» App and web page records
--------------------------------
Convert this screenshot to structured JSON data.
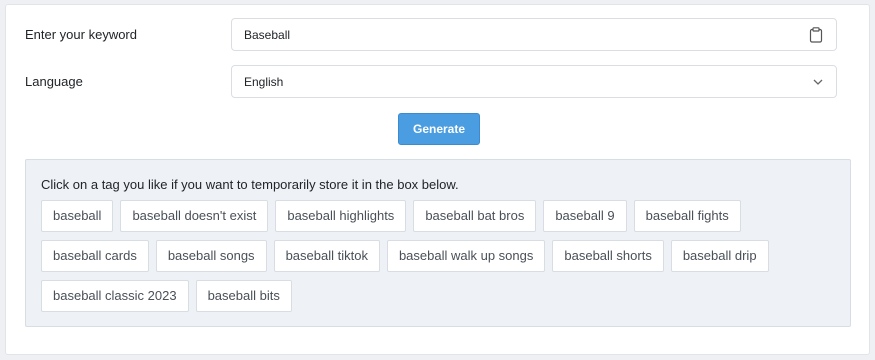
{
  "form": {
    "keyword_label": "Enter your keyword",
    "keyword_value": "Baseball",
    "language_label": "Language",
    "language_value": "English",
    "generate_label": "Generate"
  },
  "tags_panel": {
    "instructions": "Click on a tag you like if you want to temporarily store it in the box below.",
    "tags": [
      "baseball",
      "baseball doesn't exist",
      "baseball highlights",
      "baseball bat bros",
      "baseball 9",
      "baseball fights",
      "baseball cards",
      "baseball songs",
      "baseball tiktok",
      "baseball walk up songs",
      "baseball shorts",
      "baseball drip",
      "baseball classic 2023",
      "baseball bits"
    ]
  },
  "icons": {
    "keyword_field_icon": "clipboard-icon",
    "language_field_icon": "chevron-down-icon"
  },
  "colors": {
    "accent": "#4a9de1",
    "panel_background": "#eef1f6"
  }
}
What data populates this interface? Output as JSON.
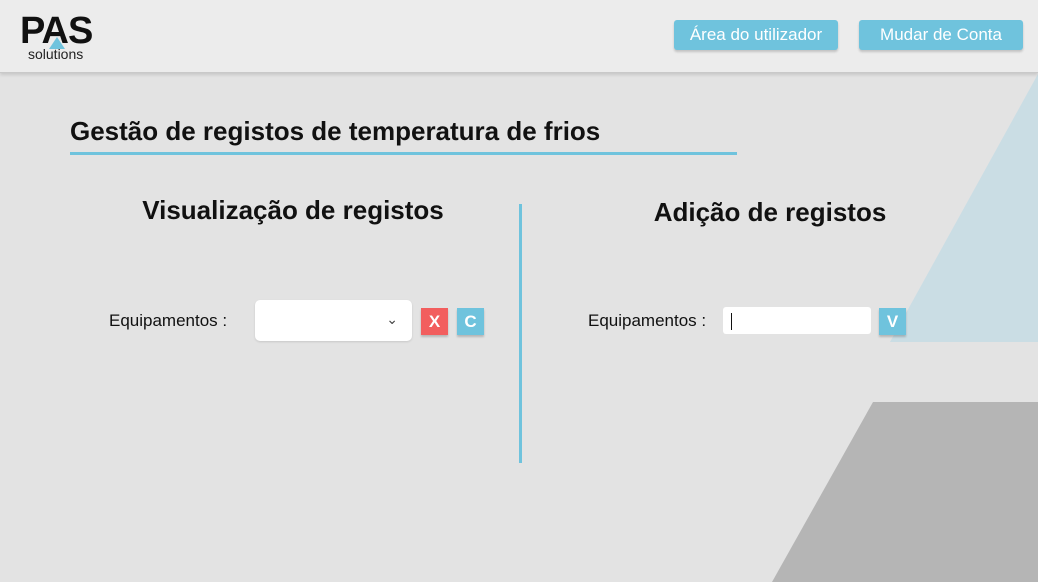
{
  "header": {
    "logo_main": "PAS",
    "logo_sub": "solutions",
    "btn_area": "Área do utilizador",
    "btn_mudar": "Mudar de Conta"
  },
  "main": {
    "title": "Gestão de registos de temperatura de frios",
    "left": {
      "heading": "Visualização de registos",
      "label": "Equipamentos :",
      "select_value": "",
      "clear_label": "X",
      "confirm_label": "C"
    },
    "right": {
      "heading": "Adição de registos",
      "label": "Equipamentos :",
      "input_value": "",
      "submit_label": "V"
    }
  },
  "colors": {
    "accent": "#6fc3dd",
    "danger": "#f25e5e",
    "background": "#e3e3e3"
  }
}
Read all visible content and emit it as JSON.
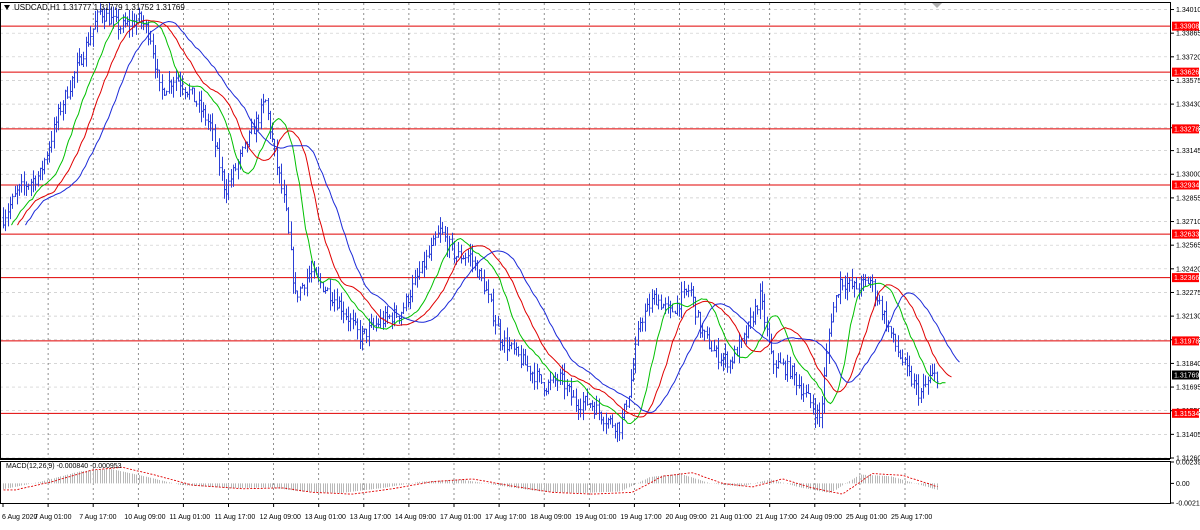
{
  "header": {
    "symbol_line": "USDCAD,H1  1.31777 1.31779 1.31752 1.31769"
  },
  "macd": {
    "label": "MACD(12,26,9) -0.000840 -0.000953",
    "ticks": [
      "0.002397",
      "0.00",
      "-0.00219"
    ]
  },
  "price_axis": {
    "ticks": [
      "1.34010",
      "1.33865",
      "1.33720",
      "1.33575",
      "1.33430",
      "1.33285",
      "1.33145",
      "1.33000",
      "1.32855",
      "1.32710",
      "1.32565",
      "1.32420",
      "1.32275",
      "1.32130",
      "1.31985",
      "1.31840",
      "1.31695",
      "1.31550",
      "1.31405",
      "1.31260"
    ],
    "levels": [
      "1.33908",
      "1.33626",
      "1.33278",
      "1.32934",
      "1.32633",
      "1.32366",
      "1.31978",
      "1.31534"
    ],
    "current": "1.31769"
  },
  "time_axis": {
    "labels": [
      "6 Aug 2020",
      "7 Aug 01:00",
      "7 Aug 17:00",
      "10 Aug 09:00",
      "11 Aug 01:00",
      "11 Aug 17:00",
      "12 Aug 09:00",
      "13 Aug 01:00",
      "13 Aug 17:00",
      "14 Aug 09:00",
      "17 Aug 01:00",
      "17 Aug 17:00",
      "18 Aug 09:00",
      "19 Aug 01:00",
      "19 Aug 17:00",
      "20 Aug 09:00",
      "21 Aug 01:00",
      "21 Aug 17:00",
      "24 Aug 09:00",
      "25 Aug 01:00",
      "25 Aug 17:00"
    ]
  },
  "colors": {
    "price_bars": "#2b3fd6",
    "ma_fast": "#00c000",
    "ma_mid": "#e00000",
    "ma_slow": "#1c2ad8",
    "level_line": "#e00000",
    "level_tag": "#ff0000",
    "macd_hist": "#b8b8b8",
    "macd_signal": "#e00000",
    "grid": "#c8c8c8"
  },
  "chart_data": {
    "type": "line",
    "ylim": [
      1.3126,
      1.3405
    ],
    "anchors": [
      [
        0,
        1.327
      ],
      [
        18,
        1.329
      ],
      [
        40,
        1.33
      ],
      [
        60,
        1.334
      ],
      [
        80,
        1.337
      ],
      [
        100,
        1.34
      ],
      [
        120,
        1.339
      ],
      [
        140,
        1.3395
      ],
      [
        150,
        1.3385
      ],
      [
        160,
        1.335
      ],
      [
        175,
        1.336
      ],
      [
        190,
        1.335
      ],
      [
        210,
        1.333
      ],
      [
        225,
        1.329
      ],
      [
        240,
        1.331
      ],
      [
        255,
        1.333
      ],
      [
        265,
        1.3345
      ],
      [
        275,
        1.331
      ],
      [
        285,
        1.328
      ],
      [
        295,
        1.3225
      ],
      [
        310,
        1.324
      ],
      [
        325,
        1.323
      ],
      [
        340,
        1.322
      ],
      [
        360,
        1.32
      ],
      [
        380,
        1.321
      ],
      [
        400,
        1.3215
      ],
      [
        420,
        1.324
      ],
      [
        440,
        1.3265
      ],
      [
        455,
        1.325
      ],
      [
        470,
        1.325
      ],
      [
        485,
        1.323
      ],
      [
        500,
        1.32
      ],
      [
        515,
        1.319
      ],
      [
        530,
        1.318
      ],
      [
        545,
        1.317
      ],
      [
        560,
        1.3175
      ],
      [
        575,
        1.316
      ],
      [
        590,
        1.316
      ],
      [
        605,
        1.315
      ],
      [
        620,
        1.3145
      ],
      [
        630,
        1.317
      ],
      [
        640,
        1.321
      ],
      [
        655,
        1.3225
      ],
      [
        670,
        1.3215
      ],
      [
        690,
        1.323
      ],
      [
        700,
        1.3205
      ],
      [
        715,
        1.319
      ],
      [
        730,
        1.3185
      ],
      [
        745,
        1.32
      ],
      [
        760,
        1.3225
      ],
      [
        772,
        1.3185
      ],
      [
        790,
        1.318
      ],
      [
        810,
        1.316
      ],
      [
        820,
        1.315
      ],
      [
        830,
        1.321
      ],
      [
        840,
        1.3235
      ],
      [
        855,
        1.323
      ],
      [
        870,
        1.3235
      ],
      [
        880,
        1.322
      ],
      [
        895,
        1.3195
      ],
      [
        910,
        1.3175
      ],
      [
        920,
        1.3165
      ],
      [
        930,
        1.3175
      ],
      [
        937,
        1.3177
      ]
    ],
    "macd_anchors": [
      [
        0,
        -0.0008
      ],
      [
        40,
        0.0002
      ],
      [
        80,
        0.0015
      ],
      [
        110,
        0.0018
      ],
      [
        140,
        0.001
      ],
      [
        180,
        -0.0002
      ],
      [
        230,
        -0.0006
      ],
      [
        270,
        -0.0005
      ],
      [
        300,
        -0.001
      ],
      [
        340,
        -0.0012
      ],
      [
        380,
        -0.0006
      ],
      [
        420,
        0.0002
      ],
      [
        460,
        0.0005
      ],
      [
        500,
        -0.0003
      ],
      [
        540,
        -0.001
      ],
      [
        580,
        -0.0012
      ],
      [
        620,
        -0.001
      ],
      [
        650,
        0.0008
      ],
      [
        680,
        0.0012
      ],
      [
        710,
        0.0
      ],
      [
        740,
        -0.0004
      ],
      [
        770,
        0.0005
      ],
      [
        800,
        -0.0005
      ],
      [
        830,
        -0.0012
      ],
      [
        860,
        0.0011
      ],
      [
        890,
        0.0009
      ],
      [
        937,
        -0.0008
      ]
    ]
  }
}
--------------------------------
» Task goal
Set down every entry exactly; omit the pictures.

» Answer to the exercise
Convert this screenshot to structured JSON data.
{
  "form": {
    "keyword_label": "Enter your keyword",
    "keyword_value": "Baseball",
    "language_label": "Language",
    "language_value": "English",
    "generate_label": "Generate"
  },
  "tags_panel": {
    "instructions": "Click on a tag you like if you want to temporarily store it in the box below.",
    "tags": [
      "baseball",
      "baseball doesn't exist",
      "baseball highlights",
      "baseball bat bros",
      "baseball 9",
      "baseball fights",
      "baseball cards",
      "baseball songs",
      "baseball tiktok",
      "baseball walk up songs",
      "baseball shorts",
      "baseball drip",
      "baseball classic 2023",
      "baseball bits"
    ]
  },
  "icons": {
    "keyword_field_icon": "clipboard-icon",
    "language_field_icon": "chevron-down-icon"
  },
  "colors": {
    "accent": "#4a9de1",
    "panel_background": "#eef1f6"
  }
}
What data populates this interface? Output as JSON.
{
  "header": {
    "logo_main": "PAS",
    "logo_sub": "solutions",
    "btn_area": "Área do utilizador",
    "btn_mudar": "Mudar de Conta"
  },
  "main": {
    "title": "Gestão de registos de temperatura de frios",
    "left": {
      "heading": "Visualização de registos",
      "label": "Equipamentos :",
      "select_value": "",
      "clear_label": "X",
      "confirm_label": "C"
    },
    "right": {
      "heading": "Adição de registos",
      "label": "Equipamentos :",
      "input_value": "",
      "submit_label": "V"
    }
  },
  "colors": {
    "accent": "#6fc3dd",
    "danger": "#f25e5e",
    "background": "#e3e3e3"
  }
}
Read all visible content and emit it as JSON.
{
  "header": {
    "symbol_line": "USDCAD,H1  1.31777 1.31779 1.31752 1.31769"
  },
  "macd": {
    "label": "MACD(12,26,9) -0.000840 -0.000953",
    "ticks": [
      "0.002397",
      "0.00",
      "-0.00219"
    ]
  },
  "price_axis": {
    "ticks": [
      "1.34010",
      "1.33865",
      "1.33720",
      "1.33575",
      "1.33430",
      "1.33285",
      "1.33145",
      "1.33000",
      "1.32855",
      "1.32710",
      "1.32565",
      "1.32420",
      "1.32275",
      "1.32130",
      "1.31985",
      "1.31840",
      "1.31695",
      "1.31550",
      "1.31405",
      "1.31260"
    ],
    "levels": [
      "1.33908",
      "1.33626",
      "1.33278",
      "1.32934",
      "1.32633",
      "1.32366",
      "1.31978",
      "1.31534"
    ],
    "current": "1.31769"
  },
  "time_axis": {
    "labels": [
      "6 Aug 2020",
      "7 Aug 01:00",
      "7 Aug 17:00",
      "10 Aug 09:00",
      "11 Aug 01:00",
      "11 Aug 17:00",
      "12 Aug 09:00",
      "13 Aug 01:00",
      "13 Aug 17:00",
      "14 Aug 09:00",
      "17 Aug 01:00",
      "17 Aug 17:00",
      "18 Aug 09:00",
      "19 Aug 01:00",
      "19 Aug 17:00",
      "20 Aug 09:00",
      "21 Aug 01:00",
      "21 Aug 17:00",
      "24 Aug 09:00",
      "25 Aug 01:00",
      "25 Aug 17:00"
    ]
  },
  "colors": {
    "price_bars": "#2b3fd6",
    "ma_fast": "#00c000",
    "ma_mid": "#e00000",
    "ma_slow": "#1c2ad8",
    "level_line": "#e00000",
    "level_tag": "#ff0000",
    "macd_hist": "#b8b8b8",
    "macd_signal": "#e00000",
    "grid": "#c8c8c8"
  },
  "chart_data": {
    "type": "line",
    "ylim": [
      1.3126,
      1.3405
    ],
    "anchors": [
      [
        0,
        1.327
      ],
      [
        18,
        1.329
      ],
      [
        40,
        1.33
      ],
      [
        60,
        1.334
      ],
      [
        80,
        1.337
      ],
      [
        100,
        1.34
      ],
      [
        120,
        1.339
      ],
      [
        140,
        1.3395
      ],
      [
        150,
        1.3385
      ],
      [
        160,
        1.335
      ],
      [
        175,
        1.336
      ],
      [
        190,
        1.335
      ],
      [
        210,
        1.333
      ],
      [
        225,
        1.329
      ],
      [
        240,
        1.331
      ],
      [
        255,
        1.333
      ],
      [
        265,
        1.3345
      ],
      [
        275,
        1.331
      ],
      [
        285,
        1.328
      ],
      [
        295,
        1.3225
      ],
      [
        310,
        1.324
      ],
      [
        325,
        1.323
      ],
      [
        340,
        1.322
      ],
      [
        360,
        1.32
      ],
      [
        380,
        1.321
      ],
      [
        400,
        1.3215
      ],
      [
        420,
        1.324
      ],
      [
        440,
        1.3265
      ],
      [
        455,
        1.325
      ],
      [
        470,
        1.325
      ],
      [
        485,
        1.323
      ],
      [
        500,
        1.32
      ],
      [
        515,
        1.319
      ],
      [
        530,
        1.318
      ],
      [
        545,
        1.317
      ],
      [
        560,
        1.3175
      ],
      [
        575,
        1.316
      ],
      [
        590,
        1.316
      ],
      [
        605,
        1.315
      ],
      [
        620,
        1.3145
      ],
      [
        630,
        1.317
      ],
      [
        640,
        1.321
      ],
      [
        655,
        1.3225
      ],
      [
        670,
        1.3215
      ],
      [
        690,
        1.323
      ],
      [
        700,
        1.3205
      ],
      [
        715,
        1.319
      ],
      [
        730,
        1.3185
      ],
      [
        745,
        1.32
      ],
      [
        760,
        1.3225
      ],
      [
        772,
        1.3185
      ],
      [
        790,
        1.318
      ],
      [
        810,
        1.316
      ],
      [
        820,
        1.315
      ],
      [
        830,
        1.321
      ],
      [
        840,
        1.3235
      ],
      [
        855,
        1.323
      ],
      [
        870,
        1.3235
      ],
      [
        880,
        1.322
      ],
      [
        895,
        1.3195
      ],
      [
        910,
        1.3175
      ],
      [
        920,
        1.3165
      ],
      [
        930,
        1.3175
      ],
      [
        937,
        1.3177
      ]
    ],
    "macd_anchors": [
      [
        0,
        -0.0008
      ],
      [
        40,
        0.0002
      ],
      [
        80,
        0.0015
      ],
      [
        110,
        0.0018
      ],
      [
        140,
        0.001
      ],
      [
        180,
        -0.0002
      ],
      [
        230,
        -0.0006
      ],
      [
        270,
        -0.0005
      ],
      [
        300,
        -0.001
      ],
      [
        340,
        -0.0012
      ],
      [
        380,
        -0.0006
      ],
      [
        420,
        0.0002
      ],
      [
        460,
        0.0005
      ],
      [
        500,
        -0.0003
      ],
      [
        540,
        -0.001
      ],
      [
        580,
        -0.0012
      ],
      [
        620,
        -0.001
      ],
      [
        650,
        0.0008
      ],
      [
        680,
        0.0012
      ],
      [
        710,
        0.0
      ],
      [
        740,
        -0.0004
      ],
      [
        770,
        0.0005
      ],
      [
        800,
        -0.0005
      ],
      [
        830,
        -0.0012
      ],
      [
        860,
        0.0011
      ],
      [
        890,
        0.0009
      ],
      [
        937,
        -0.0008
      ]
    ]
  }
}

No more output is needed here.